Jemele Hill, the outspoken sports journalist and commentator who drew ESPN into a hot controversy last year when she took to social media to call President Donald Trump a “white supremacist,” will leave the network at the start of September, according to a person familiar with the matter.
ESPN declined to make executives available for comment. Hill, contacted via text message, referred an inquiry to her manager, Evan Dick, who could not be reached for immediate comment. Her coming departure was previously reported by author and journalist James Andrew Miller, on Twitter. Hill is believed to have met recently with new ESPN President James Pitaro to discuss her exit from the Walt Disney-controlled sports-media outlet.
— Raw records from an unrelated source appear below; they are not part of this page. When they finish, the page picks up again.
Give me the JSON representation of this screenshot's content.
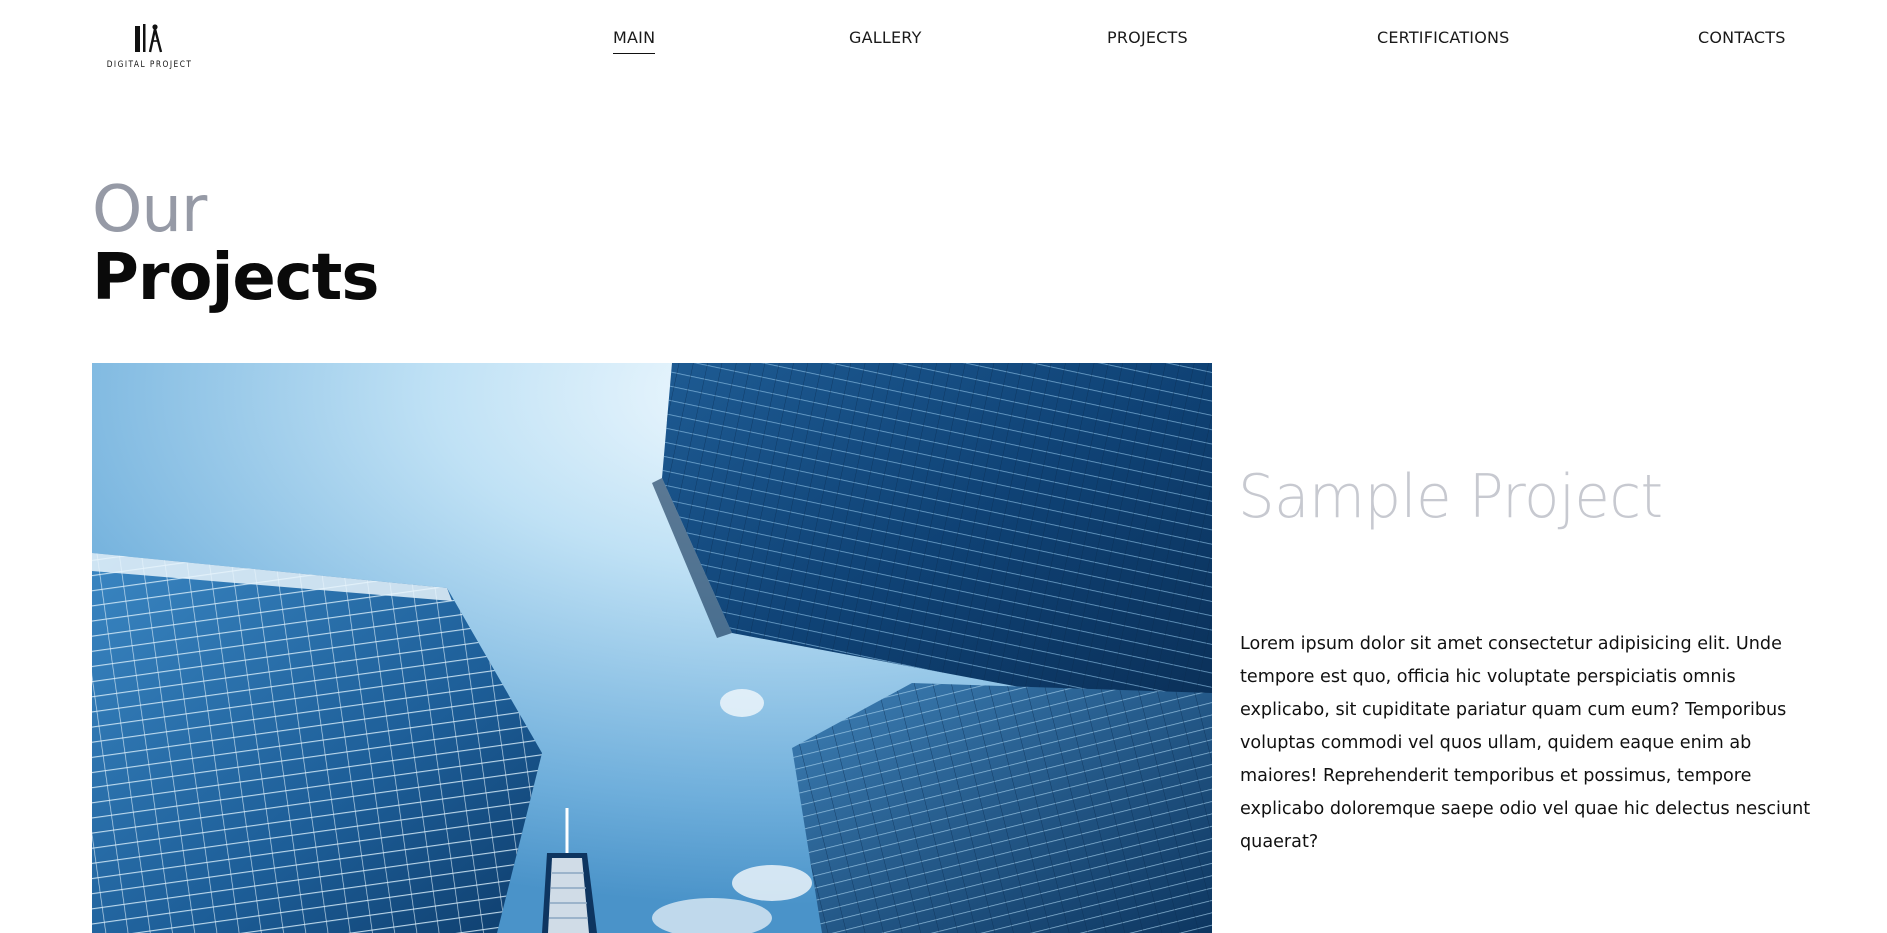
{
  "brand": {
    "logo_text": "DIGITAL PROJECT"
  },
  "nav": {
    "items": [
      {
        "label": "MAIN",
        "active": true
      },
      {
        "label": "GALLERY",
        "active": false
      },
      {
        "label": "PROJECTS",
        "active": false
      },
      {
        "label": "CERTIFICATIONS",
        "active": false
      },
      {
        "label": "CONTACTS",
        "active": false
      }
    ]
  },
  "hero": {
    "heading_light": "Our",
    "heading_bold": "Projects"
  },
  "project": {
    "title": "Sample Project",
    "description": "Lorem ipsum dolor sit amet consectetur adipisicing elit. Unde tempore est quo, officia hic voluptate perspiciatis omnis explicabo, sit cupiditate pariatur quam cum eum? Temporibus voluptas commodi vel quos ullam, quidem eaque enim ab maiores! Reprehenderit temporibus et possimus, tempore explicabo doloremque saepe odio vel quae hic delectus nesciunt quaerat?",
    "image_icon": "skyscrapers-photo"
  },
  "colors": {
    "heading_light": "#969aa6",
    "project_title": "#c7c9d0",
    "sky": "#8fc4e6",
    "building_dark": "#0d3a66"
  }
}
Her departure comes after Pitaro has emphasized ESPN’s role as an apolitical chronicler of the sports world. At a meeting with reporters earlier this month, the executive emphasized that ESPN’s role is to cover sports news without any particular political bias. While ESPN reporters can certainly cover the ways in which sports intersect with politics, he said, he would prefer that the company’s journalists and commentators not offer their own opinions on political matters.
Hill had been working for ESPN’s “The Undefeated,” a hub for journalism about sports, culture and race. She moved to that part of the company after leaving a 6 p.m. broadcast of “Sports Center” that was originally mean to emphasize the kind of commentary that brought her and her co-host, Michael Smith, broader recognition when they hosted a podcast and TV show focused on their debates about sports news and culture. Hill was also supposed to contribute to a number of programs on the network: documentaries the “E:60” newsmagazine, and,even a revived version of the “His & Hers” podcast she started with Smith.
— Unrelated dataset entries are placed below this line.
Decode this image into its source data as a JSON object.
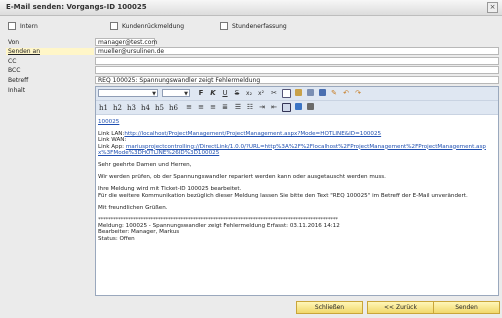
{
  "window": {
    "title": "E-Mail senden: Vorgangs-ID 100025"
  },
  "checkboxes": [
    {
      "label": "Intern"
    },
    {
      "label": "Kundenrückmeldung"
    },
    {
      "label": "Stundenerfassung"
    }
  ],
  "fields": {
    "von": {
      "label": "Von",
      "value": "manager@test.com"
    },
    "senden_an": {
      "label": "Senden an",
      "value": "mueller@ursulinen.de"
    },
    "cc": {
      "label": "CC",
      "value": ""
    },
    "bcc": {
      "label": "BCC",
      "value": ""
    },
    "betreff": {
      "label": "Betreff",
      "value": "REQ 100025: Spannungswandler zeigt Fehlermeldung"
    },
    "inhalt": {
      "label": "Inhalt"
    }
  },
  "toolbar": {
    "format_buttons": [
      "F",
      "K",
      "U",
      "S",
      "x₂",
      "x²"
    ],
    "headings": [
      "h1",
      "h2",
      "h3",
      "h4",
      "h5",
      "h6"
    ]
  },
  "body": {
    "ticket_link": "100025",
    "link_lan_label": "Link LAN:",
    "link_lan_url": "http://localhost/ProjectManagement/ProjectManagement.aspx?Mode=HOTLINE&ID=100025",
    "link_wan_label": "Link WAN:",
    "link_app_label": "Link App:",
    "link_app_url": "mariusprojectcontrolling://DirectLink/1.0.0/?URL=http%3A%2F%2Flocalhost%2FProjectManagement%2FProjectManagement.aspx%3FMode%3DHOTLINE%26ID%3D100025",
    "greeting": "Sehr geehrte Damen und Herren,",
    "line1": "Wir werden prüfen, ob der Spannungswandler repariert werden kann oder ausgetauscht werden muss.",
    "line2": "Ihre Meldung wird mit Ticket-ID 100025 bearbeitet.",
    "line3": "Für die weitere Kommunikation bezüglich dieser Meldung lassen Sie bitte den Text \"REQ 100025\" im Betreff der E-Mail unverändert.",
    "closing": "Mit freundlichen Grüßen.",
    "separator": "************************************************************************************************",
    "meta1": "Meldung: 100025 - Spannungswandler zeigt Fehlermeldung Erfasst: 03.11.2016 14:12",
    "meta2": "Bearbeiter: Manager, Markus",
    "meta3": "Status: Offen"
  },
  "buttons": {
    "schliessen": "Schließen",
    "zurueck": "<< Zurück",
    "senden": "Senden"
  },
  "colors": {
    "button_bg": "#f1d86a",
    "link": "#1f4fb0",
    "selected_label": "#fff6c8"
  }
}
In a recent interview with Detroit Metro Times, Hill expressed a desire to get more involved in production. “I know that whenever I kick off the next iteration of my career, it will involve me getting more deeply involved in producing original content,” she said. There are avenues opening up for women of color to provide different perspectives that’s something we really wanted to take a hard look at.”
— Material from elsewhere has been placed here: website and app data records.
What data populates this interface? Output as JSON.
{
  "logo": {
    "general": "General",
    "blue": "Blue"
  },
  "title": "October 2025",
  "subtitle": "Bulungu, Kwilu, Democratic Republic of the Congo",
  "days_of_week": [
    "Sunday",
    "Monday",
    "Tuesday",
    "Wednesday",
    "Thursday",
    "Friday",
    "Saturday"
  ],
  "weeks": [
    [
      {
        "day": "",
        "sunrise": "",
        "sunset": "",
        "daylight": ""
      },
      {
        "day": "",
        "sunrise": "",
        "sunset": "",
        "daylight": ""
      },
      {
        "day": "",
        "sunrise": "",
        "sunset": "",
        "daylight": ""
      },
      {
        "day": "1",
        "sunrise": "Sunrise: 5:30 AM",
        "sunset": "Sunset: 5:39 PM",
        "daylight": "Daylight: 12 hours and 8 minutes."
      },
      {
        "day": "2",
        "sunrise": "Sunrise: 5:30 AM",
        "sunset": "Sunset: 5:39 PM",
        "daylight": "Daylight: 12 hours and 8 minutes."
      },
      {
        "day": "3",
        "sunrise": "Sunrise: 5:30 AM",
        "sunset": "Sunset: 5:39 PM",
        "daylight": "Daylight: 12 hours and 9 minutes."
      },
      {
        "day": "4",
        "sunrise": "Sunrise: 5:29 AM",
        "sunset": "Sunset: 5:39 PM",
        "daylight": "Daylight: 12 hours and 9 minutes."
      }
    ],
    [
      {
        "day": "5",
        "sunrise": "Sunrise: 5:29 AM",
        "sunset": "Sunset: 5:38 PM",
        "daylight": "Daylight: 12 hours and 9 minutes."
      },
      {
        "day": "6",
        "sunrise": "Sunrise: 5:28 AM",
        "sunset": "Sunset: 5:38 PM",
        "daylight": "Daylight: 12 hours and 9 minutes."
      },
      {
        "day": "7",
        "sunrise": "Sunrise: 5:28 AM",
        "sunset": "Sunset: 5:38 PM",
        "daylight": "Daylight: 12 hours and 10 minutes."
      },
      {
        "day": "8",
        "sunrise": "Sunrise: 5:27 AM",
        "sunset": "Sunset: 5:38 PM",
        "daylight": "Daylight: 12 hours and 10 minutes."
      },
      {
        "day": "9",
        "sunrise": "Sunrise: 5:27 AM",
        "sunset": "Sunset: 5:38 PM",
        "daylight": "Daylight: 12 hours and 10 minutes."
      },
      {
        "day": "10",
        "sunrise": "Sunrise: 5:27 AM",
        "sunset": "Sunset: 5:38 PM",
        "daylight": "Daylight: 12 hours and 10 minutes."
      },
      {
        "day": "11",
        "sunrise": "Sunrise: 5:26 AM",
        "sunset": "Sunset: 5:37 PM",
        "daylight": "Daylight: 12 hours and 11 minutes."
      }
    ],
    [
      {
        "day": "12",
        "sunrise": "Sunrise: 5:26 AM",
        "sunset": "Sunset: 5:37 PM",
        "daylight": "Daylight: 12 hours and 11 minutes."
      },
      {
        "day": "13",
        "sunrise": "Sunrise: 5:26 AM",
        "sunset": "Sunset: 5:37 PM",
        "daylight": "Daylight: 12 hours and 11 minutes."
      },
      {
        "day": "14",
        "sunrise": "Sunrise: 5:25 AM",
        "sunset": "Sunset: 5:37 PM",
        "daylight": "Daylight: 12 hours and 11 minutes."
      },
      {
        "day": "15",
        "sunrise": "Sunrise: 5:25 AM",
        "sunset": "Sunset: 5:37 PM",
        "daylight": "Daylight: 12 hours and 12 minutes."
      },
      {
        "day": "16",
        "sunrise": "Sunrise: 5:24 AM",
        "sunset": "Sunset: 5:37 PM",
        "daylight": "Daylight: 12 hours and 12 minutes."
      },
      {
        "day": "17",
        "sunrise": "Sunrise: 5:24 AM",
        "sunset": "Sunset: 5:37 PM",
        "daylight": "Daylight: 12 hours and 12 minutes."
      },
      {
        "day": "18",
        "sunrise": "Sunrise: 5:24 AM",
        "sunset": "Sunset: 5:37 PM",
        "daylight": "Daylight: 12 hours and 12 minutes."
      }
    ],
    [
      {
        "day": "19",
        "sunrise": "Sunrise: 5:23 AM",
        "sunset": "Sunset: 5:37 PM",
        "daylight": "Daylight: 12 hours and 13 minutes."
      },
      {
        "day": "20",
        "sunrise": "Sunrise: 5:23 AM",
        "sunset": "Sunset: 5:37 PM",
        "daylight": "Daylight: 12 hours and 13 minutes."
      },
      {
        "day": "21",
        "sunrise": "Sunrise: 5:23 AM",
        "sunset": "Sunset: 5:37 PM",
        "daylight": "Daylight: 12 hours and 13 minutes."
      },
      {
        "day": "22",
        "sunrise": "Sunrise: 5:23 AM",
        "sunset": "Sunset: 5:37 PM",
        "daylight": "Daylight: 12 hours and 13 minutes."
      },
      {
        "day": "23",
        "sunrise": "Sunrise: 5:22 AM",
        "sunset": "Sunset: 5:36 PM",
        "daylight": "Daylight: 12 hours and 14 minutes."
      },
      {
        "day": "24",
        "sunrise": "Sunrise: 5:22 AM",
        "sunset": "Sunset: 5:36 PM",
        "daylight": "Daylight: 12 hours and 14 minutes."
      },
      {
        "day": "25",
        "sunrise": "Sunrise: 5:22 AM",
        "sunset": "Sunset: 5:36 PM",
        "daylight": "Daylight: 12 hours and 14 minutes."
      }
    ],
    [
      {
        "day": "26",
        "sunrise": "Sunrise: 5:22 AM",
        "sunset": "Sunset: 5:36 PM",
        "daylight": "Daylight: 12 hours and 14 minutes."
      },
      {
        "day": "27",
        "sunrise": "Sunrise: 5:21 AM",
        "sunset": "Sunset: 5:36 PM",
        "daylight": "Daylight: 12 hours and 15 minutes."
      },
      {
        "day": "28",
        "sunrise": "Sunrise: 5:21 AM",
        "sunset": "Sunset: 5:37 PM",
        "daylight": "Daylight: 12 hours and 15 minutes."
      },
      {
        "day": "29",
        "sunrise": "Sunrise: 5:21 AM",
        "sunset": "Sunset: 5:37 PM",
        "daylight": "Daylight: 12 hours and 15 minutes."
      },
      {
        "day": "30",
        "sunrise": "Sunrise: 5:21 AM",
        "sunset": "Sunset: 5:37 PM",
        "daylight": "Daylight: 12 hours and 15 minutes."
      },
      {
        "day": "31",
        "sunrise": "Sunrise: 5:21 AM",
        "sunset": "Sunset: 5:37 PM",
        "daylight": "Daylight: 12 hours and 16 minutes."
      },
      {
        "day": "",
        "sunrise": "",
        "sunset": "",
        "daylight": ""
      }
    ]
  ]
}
In addition to her salvo against Trump was followed a few weeks later by a tweet suggesting people boycott sponsors of the Dallas Cowboys in response to comments owner Jerry Jones made about player protests during the national anthem. ESPN suspended her for two weeks. She acknowledged in an interview with Variety in January that some ESPN aficionados may have been turned off by the comments. ” The people that don’t want to get past it won’t. They made their decision not to. It’s not something that bothers me. They have a definite right to feel that way,” she told Variety in January.
She may simply want more room to express her take on events. “So much of my career at ESPN – almost exclusively at some points – has been in commentary,” she told Variety. “They hired me as a columnist. I’ve been giving my opinion since day one,”